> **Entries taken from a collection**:
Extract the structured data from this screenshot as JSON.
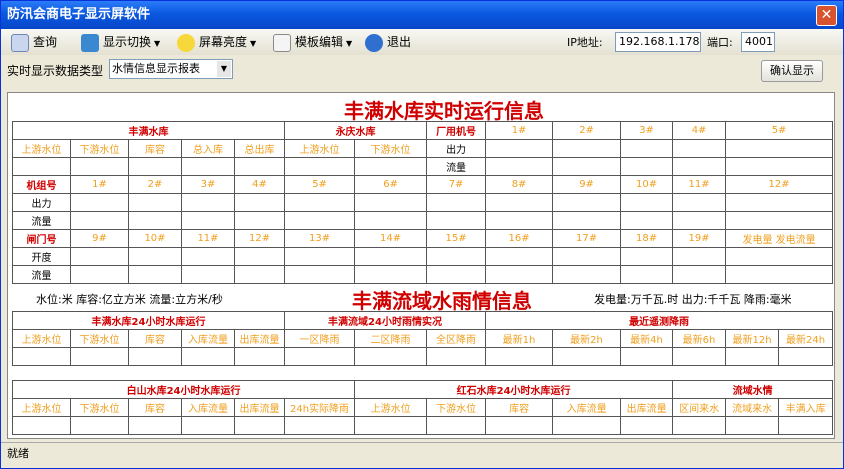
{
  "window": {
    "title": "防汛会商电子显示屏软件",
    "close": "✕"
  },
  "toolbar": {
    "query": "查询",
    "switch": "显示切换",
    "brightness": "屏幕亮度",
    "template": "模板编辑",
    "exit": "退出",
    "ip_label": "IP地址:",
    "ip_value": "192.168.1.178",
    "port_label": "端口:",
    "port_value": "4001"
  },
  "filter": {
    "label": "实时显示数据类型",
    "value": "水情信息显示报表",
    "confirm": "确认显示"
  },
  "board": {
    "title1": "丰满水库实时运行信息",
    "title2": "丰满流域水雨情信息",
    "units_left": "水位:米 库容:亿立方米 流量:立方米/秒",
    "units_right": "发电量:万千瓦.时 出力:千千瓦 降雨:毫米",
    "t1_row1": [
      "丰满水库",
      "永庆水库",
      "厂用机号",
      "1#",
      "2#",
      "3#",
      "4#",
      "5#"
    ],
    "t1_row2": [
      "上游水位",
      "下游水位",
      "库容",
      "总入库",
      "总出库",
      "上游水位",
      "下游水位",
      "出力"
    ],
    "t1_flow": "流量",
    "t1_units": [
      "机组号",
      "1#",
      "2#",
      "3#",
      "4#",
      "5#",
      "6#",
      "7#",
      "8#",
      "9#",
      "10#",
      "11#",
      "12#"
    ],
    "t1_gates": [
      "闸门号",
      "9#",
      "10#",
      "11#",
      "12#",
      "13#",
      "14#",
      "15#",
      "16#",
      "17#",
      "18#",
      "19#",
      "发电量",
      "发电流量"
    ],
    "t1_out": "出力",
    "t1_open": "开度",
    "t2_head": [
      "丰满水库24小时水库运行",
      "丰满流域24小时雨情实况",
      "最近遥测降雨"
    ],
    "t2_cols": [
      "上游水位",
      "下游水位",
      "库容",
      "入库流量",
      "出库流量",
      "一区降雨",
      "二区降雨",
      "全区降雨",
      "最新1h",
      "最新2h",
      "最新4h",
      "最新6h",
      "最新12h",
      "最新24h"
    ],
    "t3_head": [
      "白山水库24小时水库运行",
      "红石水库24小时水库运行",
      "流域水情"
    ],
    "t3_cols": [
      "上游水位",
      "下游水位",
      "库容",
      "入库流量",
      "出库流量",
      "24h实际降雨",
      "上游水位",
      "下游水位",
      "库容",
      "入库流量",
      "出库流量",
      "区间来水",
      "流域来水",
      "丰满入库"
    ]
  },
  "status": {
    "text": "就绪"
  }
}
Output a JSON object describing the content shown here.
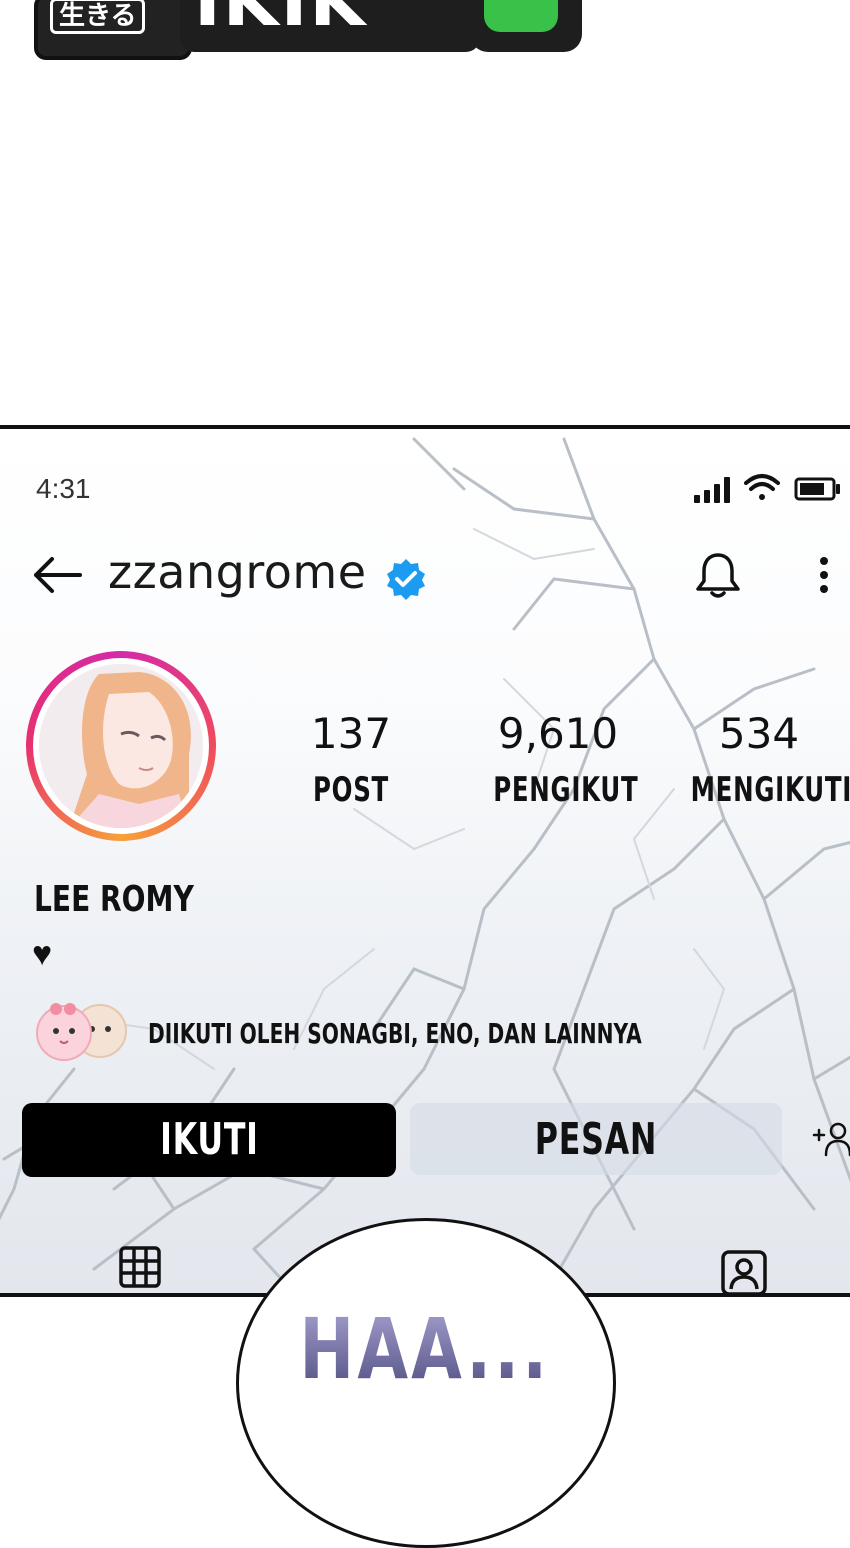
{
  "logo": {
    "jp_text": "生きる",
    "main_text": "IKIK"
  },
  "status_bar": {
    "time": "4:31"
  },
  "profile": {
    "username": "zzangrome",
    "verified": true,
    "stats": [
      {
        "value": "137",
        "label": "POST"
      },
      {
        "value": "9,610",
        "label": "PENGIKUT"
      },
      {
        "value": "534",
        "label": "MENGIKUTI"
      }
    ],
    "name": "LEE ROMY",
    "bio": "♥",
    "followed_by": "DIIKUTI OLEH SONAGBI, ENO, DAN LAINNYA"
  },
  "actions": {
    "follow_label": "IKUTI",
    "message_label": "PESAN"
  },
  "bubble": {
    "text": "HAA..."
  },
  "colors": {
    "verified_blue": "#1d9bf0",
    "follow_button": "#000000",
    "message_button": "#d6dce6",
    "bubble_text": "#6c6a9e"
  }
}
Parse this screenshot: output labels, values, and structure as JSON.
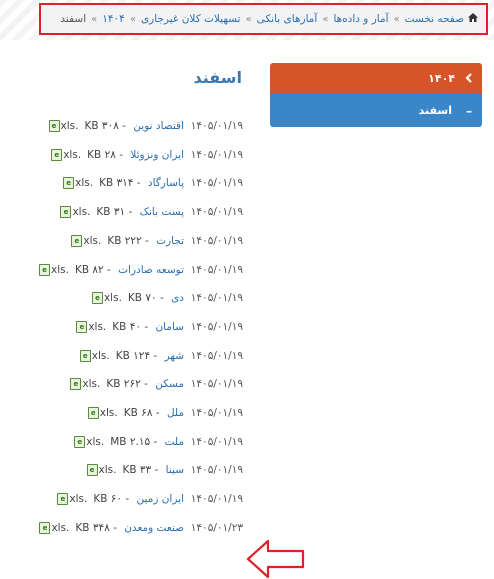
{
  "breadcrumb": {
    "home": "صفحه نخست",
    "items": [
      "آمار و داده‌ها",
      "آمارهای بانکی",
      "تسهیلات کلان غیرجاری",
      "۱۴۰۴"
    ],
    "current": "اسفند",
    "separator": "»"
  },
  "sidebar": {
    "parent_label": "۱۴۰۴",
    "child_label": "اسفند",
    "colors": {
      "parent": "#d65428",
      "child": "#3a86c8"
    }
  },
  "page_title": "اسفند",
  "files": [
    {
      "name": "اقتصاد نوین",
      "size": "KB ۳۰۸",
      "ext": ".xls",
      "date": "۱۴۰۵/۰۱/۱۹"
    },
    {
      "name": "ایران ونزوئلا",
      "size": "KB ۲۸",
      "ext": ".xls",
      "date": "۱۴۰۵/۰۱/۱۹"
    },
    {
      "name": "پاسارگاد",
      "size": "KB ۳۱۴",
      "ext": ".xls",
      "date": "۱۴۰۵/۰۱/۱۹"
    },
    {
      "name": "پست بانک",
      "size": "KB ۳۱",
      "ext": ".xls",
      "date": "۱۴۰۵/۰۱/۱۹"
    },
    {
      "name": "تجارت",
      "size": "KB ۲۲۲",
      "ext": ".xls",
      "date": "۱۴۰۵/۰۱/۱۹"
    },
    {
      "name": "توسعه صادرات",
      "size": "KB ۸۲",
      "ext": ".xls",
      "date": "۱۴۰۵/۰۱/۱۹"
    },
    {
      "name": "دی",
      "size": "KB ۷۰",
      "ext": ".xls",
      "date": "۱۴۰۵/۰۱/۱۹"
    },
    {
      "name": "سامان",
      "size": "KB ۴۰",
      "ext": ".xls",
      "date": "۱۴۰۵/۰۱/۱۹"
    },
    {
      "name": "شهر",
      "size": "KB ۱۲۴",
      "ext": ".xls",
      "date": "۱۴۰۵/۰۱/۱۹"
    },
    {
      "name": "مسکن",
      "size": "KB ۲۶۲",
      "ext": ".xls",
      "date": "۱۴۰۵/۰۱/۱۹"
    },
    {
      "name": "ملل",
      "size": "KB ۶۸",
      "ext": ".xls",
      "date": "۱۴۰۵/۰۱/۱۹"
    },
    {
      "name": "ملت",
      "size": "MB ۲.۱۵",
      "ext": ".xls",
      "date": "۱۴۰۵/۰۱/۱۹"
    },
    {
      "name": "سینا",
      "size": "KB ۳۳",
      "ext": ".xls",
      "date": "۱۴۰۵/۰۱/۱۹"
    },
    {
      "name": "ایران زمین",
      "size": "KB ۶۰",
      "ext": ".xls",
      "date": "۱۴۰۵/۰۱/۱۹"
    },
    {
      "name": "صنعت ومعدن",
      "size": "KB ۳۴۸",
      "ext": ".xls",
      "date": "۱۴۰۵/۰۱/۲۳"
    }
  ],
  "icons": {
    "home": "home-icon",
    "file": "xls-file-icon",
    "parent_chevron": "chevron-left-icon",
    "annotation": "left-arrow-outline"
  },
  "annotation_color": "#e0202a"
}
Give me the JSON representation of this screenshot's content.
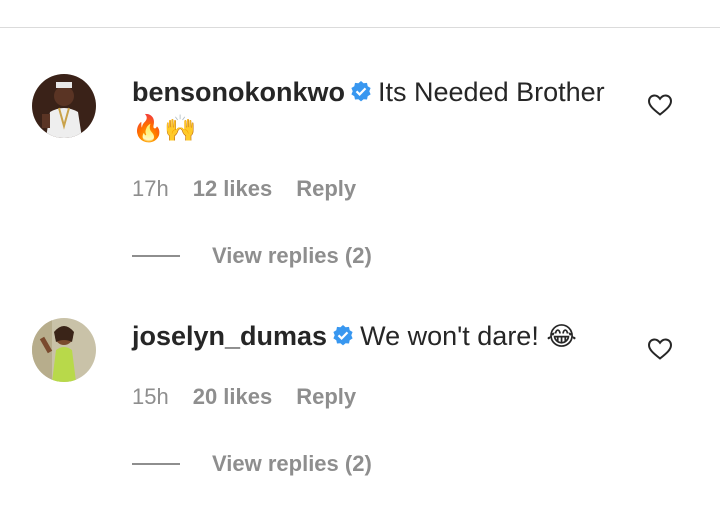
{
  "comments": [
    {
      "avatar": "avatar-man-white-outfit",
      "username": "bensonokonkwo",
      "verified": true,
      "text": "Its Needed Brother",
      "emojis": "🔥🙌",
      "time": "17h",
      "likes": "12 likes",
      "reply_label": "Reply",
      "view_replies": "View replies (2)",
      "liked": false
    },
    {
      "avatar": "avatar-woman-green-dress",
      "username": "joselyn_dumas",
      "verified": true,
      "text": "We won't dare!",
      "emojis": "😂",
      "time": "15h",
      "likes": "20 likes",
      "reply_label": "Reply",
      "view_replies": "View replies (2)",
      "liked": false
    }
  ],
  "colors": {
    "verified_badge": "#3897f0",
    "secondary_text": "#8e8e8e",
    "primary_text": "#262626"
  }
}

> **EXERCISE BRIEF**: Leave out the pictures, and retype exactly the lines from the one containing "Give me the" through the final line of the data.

> **SOLUTION**:
Give me the JSON representation of this screenshot's content.
{
  "comments": [
    {
      "avatar": "avatar-man-white-outfit",
      "username": "bensonokonkwo",
      "verified": true,
      "text": "Its Needed Brother",
      "emojis": "🔥🙌",
      "time": "17h",
      "likes": "12 likes",
      "reply_label": "Reply",
      "view_replies": "View replies (2)",
      "liked": false
    },
    {
      "avatar": "avatar-woman-green-dress",
      "username": "joselyn_dumas",
      "verified": true,
      "text": "We won't dare!",
      "emojis": "😂",
      "time": "15h",
      "likes": "20 likes",
      "reply_label": "Reply",
      "view_replies": "View replies (2)",
      "liked": false
    }
  ],
  "colors": {
    "verified_badge": "#3897f0",
    "secondary_text": "#8e8e8e",
    "primary_text": "#262626"
  }
}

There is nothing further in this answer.